I really want to comment on Jesus’ prayer which John recounts here, but every time I start a chain of thought I get distracted and lose my train of thought (which I always take as an indication that God wanted me to go in a different direction). One of the key elements to this prayer is when Jesus states that this prayer is not just for and about the disciples who were there with Him, but for everyone who would believe in Him through their message, which includes us if we truly believe. I am going to touch on two other points among the many which Jesus makes in this prayer. Jesus prays that the world will hate us because we do not belong to it. Further, He does not pray for us to be taken out of the world, or even for our safety as the world understands it. He prays that we be kept safe from the evil one. This safety will be accomplished by our holding to God’s word. Jesus also prays that we will be one as He and the Father are one. That unity is accomplished by being in the Father and the Spirit being in us. It is worth noting that while Judas was not present when Jesus prayed this, those present would have considered him one of them at this time.
Once again there are a lot of things in this passage which can be explored. Today the only other thing I am going to look at is John’s account of Jesus’ trial before Pilate.
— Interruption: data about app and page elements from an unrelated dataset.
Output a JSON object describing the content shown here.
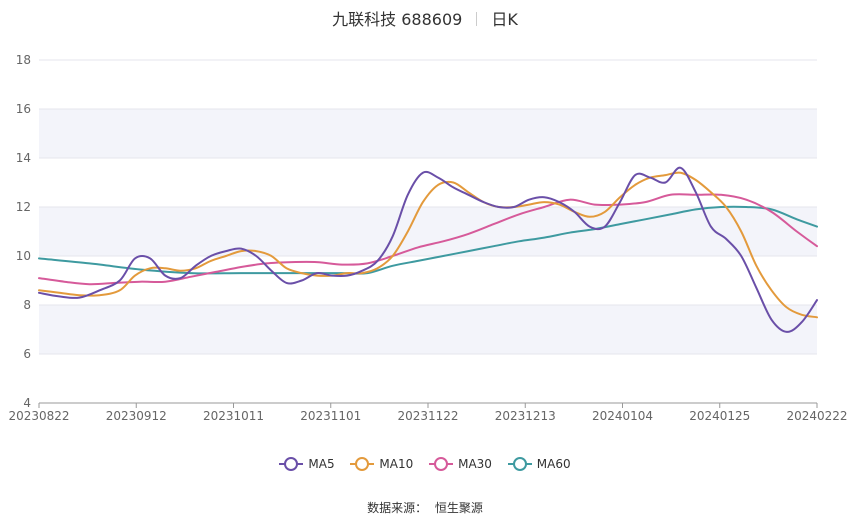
{
  "header": {
    "title": "九联科技 688609",
    "period": "日K"
  },
  "footer": {
    "source_label": "数据来源：",
    "source_value": "恒生聚源"
  },
  "colors": {
    "up": "#f07070",
    "down": "#88ee44",
    "MA5": "#6a4fa8",
    "MA10": "#e39a3c",
    "MA30": "#d65a9a",
    "MA60": "#3e9aa0",
    "grid": "#e6e6ec",
    "band": "#f3f4fa"
  },
  "chart_data": {
    "type": "candlestick",
    "title": "九联科技 688609",
    "subtitle": "日K",
    "ylim": [
      4,
      18
    ],
    "y_ticks": [
      4,
      6,
      8,
      10,
      12,
      14,
      16,
      18
    ],
    "x_ticks": [
      "20230822",
      "20230912",
      "20231011",
      "20231101",
      "20231122",
      "20231213",
      "20240104",
      "20240125",
      "20240222"
    ],
    "grid": true,
    "legend_position": "bottom",
    "candles": [],
    "series": [
      {
        "name": "MA5",
        "points": [
          [
            0,
            8.5
          ],
          [
            4,
            8.35
          ],
          [
            8,
            8.3
          ],
          [
            12,
            8.6
          ],
          [
            16,
            9.0
          ],
          [
            19,
            9.9
          ],
          [
            22,
            9.9
          ],
          [
            25,
            9.2
          ],
          [
            28,
            9.1
          ],
          [
            31,
            9.6
          ],
          [
            34,
            10.0
          ],
          [
            37,
            10.2
          ],
          [
            40,
            10.3
          ],
          [
            43,
            10.0
          ],
          [
            46,
            9.4
          ],
          [
            49,
            8.9
          ],
          [
            52,
            9.0
          ],
          [
            55,
            9.3
          ],
          [
            58,
            9.2
          ],
          [
            61,
            9.2
          ],
          [
            64,
            9.4
          ],
          [
            67,
            9.8
          ],
          [
            70,
            10.8
          ],
          [
            73,
            12.5
          ],
          [
            76,
            13.4
          ],
          [
            79,
            13.2
          ],
          [
            82,
            12.8
          ],
          [
            85,
            12.5
          ],
          [
            88,
            12.2
          ],
          [
            91,
            12.0
          ],
          [
            94,
            12.0
          ],
          [
            97,
            12.3
          ],
          [
            100,
            12.4
          ],
          [
            103,
            12.2
          ],
          [
            106,
            11.8
          ],
          [
            109,
            11.2
          ],
          [
            112,
            11.2
          ],
          [
            115,
            12.2
          ],
          [
            118,
            13.3
          ],
          [
            121,
            13.2
          ],
          [
            124,
            13.0
          ],
          [
            127,
            13.6
          ],
          [
            130,
            12.6
          ],
          [
            133,
            11.2
          ],
          [
            136,
            10.7
          ],
          [
            139,
            10.0
          ],
          [
            142,
            8.7
          ],
          [
            145,
            7.4
          ],
          [
            148,
            6.9
          ],
          [
            151,
            7.3
          ],
          [
            154,
            8.2
          ]
        ]
      },
      {
        "name": "MA10",
        "points": [
          [
            0,
            8.6
          ],
          [
            4,
            8.5
          ],
          [
            8,
            8.4
          ],
          [
            12,
            8.4
          ],
          [
            16,
            8.6
          ],
          [
            19,
            9.2
          ],
          [
            22,
            9.5
          ],
          [
            25,
            9.5
          ],
          [
            28,
            9.4
          ],
          [
            31,
            9.5
          ],
          [
            34,
            9.8
          ],
          [
            37,
            10.0
          ],
          [
            40,
            10.2
          ],
          [
            43,
            10.2
          ],
          [
            46,
            10.0
          ],
          [
            49,
            9.5
          ],
          [
            52,
            9.3
          ],
          [
            55,
            9.2
          ],
          [
            58,
            9.2
          ],
          [
            61,
            9.3
          ],
          [
            64,
            9.3
          ],
          [
            67,
            9.5
          ],
          [
            70,
            10.0
          ],
          [
            73,
            11.0
          ],
          [
            76,
            12.2
          ],
          [
            79,
            12.9
          ],
          [
            82,
            13.0
          ],
          [
            85,
            12.6
          ],
          [
            88,
            12.2
          ],
          [
            91,
            12.0
          ],
          [
            94,
            12.0
          ],
          [
            97,
            12.1
          ],
          [
            100,
            12.2
          ],
          [
            103,
            12.1
          ],
          [
            106,
            11.8
          ],
          [
            109,
            11.6
          ],
          [
            112,
            11.8
          ],
          [
            115,
            12.4
          ],
          [
            118,
            12.9
          ],
          [
            121,
            13.2
          ],
          [
            124,
            13.3
          ],
          [
            127,
            13.4
          ],
          [
            130,
            13.1
          ],
          [
            133,
            12.6
          ],
          [
            136,
            12.0
          ],
          [
            139,
            11.0
          ],
          [
            142,
            9.6
          ],
          [
            145,
            8.6
          ],
          [
            148,
            7.9
          ],
          [
            151,
            7.6
          ],
          [
            154,
            7.5
          ]
        ]
      },
      {
        "name": "MA30",
        "points": [
          [
            0,
            9.1
          ],
          [
            5,
            8.95
          ],
          [
            10,
            8.85
          ],
          [
            15,
            8.9
          ],
          [
            20,
            8.95
          ],
          [
            25,
            8.95
          ],
          [
            30,
            9.15
          ],
          [
            35,
            9.35
          ],
          [
            40,
            9.55
          ],
          [
            45,
            9.7
          ],
          [
            50,
            9.75
          ],
          [
            55,
            9.75
          ],
          [
            60,
            9.65
          ],
          [
            65,
            9.7
          ],
          [
            70,
            10.0
          ],
          [
            75,
            10.35
          ],
          [
            80,
            10.6
          ],
          [
            85,
            10.9
          ],
          [
            90,
            11.3
          ],
          [
            95,
            11.7
          ],
          [
            100,
            12.0
          ],
          [
            105,
            12.3
          ],
          [
            110,
            12.1
          ],
          [
            115,
            12.1
          ],
          [
            120,
            12.2
          ],
          [
            125,
            12.5
          ],
          [
            130,
            12.5
          ],
          [
            135,
            12.5
          ],
          [
            140,
            12.3
          ],
          [
            145,
            11.8
          ],
          [
            150,
            11.0
          ],
          [
            154,
            10.4
          ]
        ]
      },
      {
        "name": "MA60",
        "points": [
          [
            0,
            9.9
          ],
          [
            10,
            9.7
          ],
          [
            20,
            9.45
          ],
          [
            30,
            9.3
          ],
          [
            40,
            9.3
          ],
          [
            50,
            9.3
          ],
          [
            60,
            9.3
          ],
          [
            65,
            9.3
          ],
          [
            70,
            9.6
          ],
          [
            75,
            9.8
          ],
          [
            80,
            10.0
          ],
          [
            85,
            10.2
          ],
          [
            90,
            10.4
          ],
          [
            95,
            10.6
          ],
          [
            100,
            10.75
          ],
          [
            105,
            10.95
          ],
          [
            110,
            11.1
          ],
          [
            115,
            11.3
          ],
          [
            120,
            11.5
          ],
          [
            125,
            11.7
          ],
          [
            130,
            11.9
          ],
          [
            135,
            12.0
          ],
          [
            140,
            12.0
          ],
          [
            145,
            11.9
          ],
          [
            150,
            11.5
          ],
          [
            154,
            11.2
          ]
        ]
      }
    ]
  }
}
One thing I never noticed before in this account is that those who brought Jesus to Pilate for trial never specified charges against Him. Even when Pilate asks them the charge they just say that He is a criminal who must be executed. Pilate assumes, correctly, that the charge is sedition, claiming political power not derived from Rome, but when he asks Jesus about this, Jesus’ response confuses him and he asks why the Jewish leaders brought Him to Pilate. At which point Jesus says that His Kingdom is not of this world, which is why His followers do not fight for political power. Pilate seizes on this to ask Jesus if that means that He is a king. The first sentence of Jesus’ answer contains a double meaning. The first is that He is not challenging Rome’s political or military power. The second meaning to His answer is that “king” is the closest word we have to describing what Jesus is.
However, the rest of Jesus’ answer is why I wanted to go over Jesus’ trial. The most important part of Jesus’ answer here, where he offers Pilate an opportunity to step out of the role which history gave him, is when He says that He came to speak the truth and that those who love the truth will listen to Him. Pilate hears the offer, but rejects it when he asks “What is truth?” When he says that Pilate is rejecting the idea that there is such a thing as truth. I could easily see Pilate saying, “The truth is different for different people.”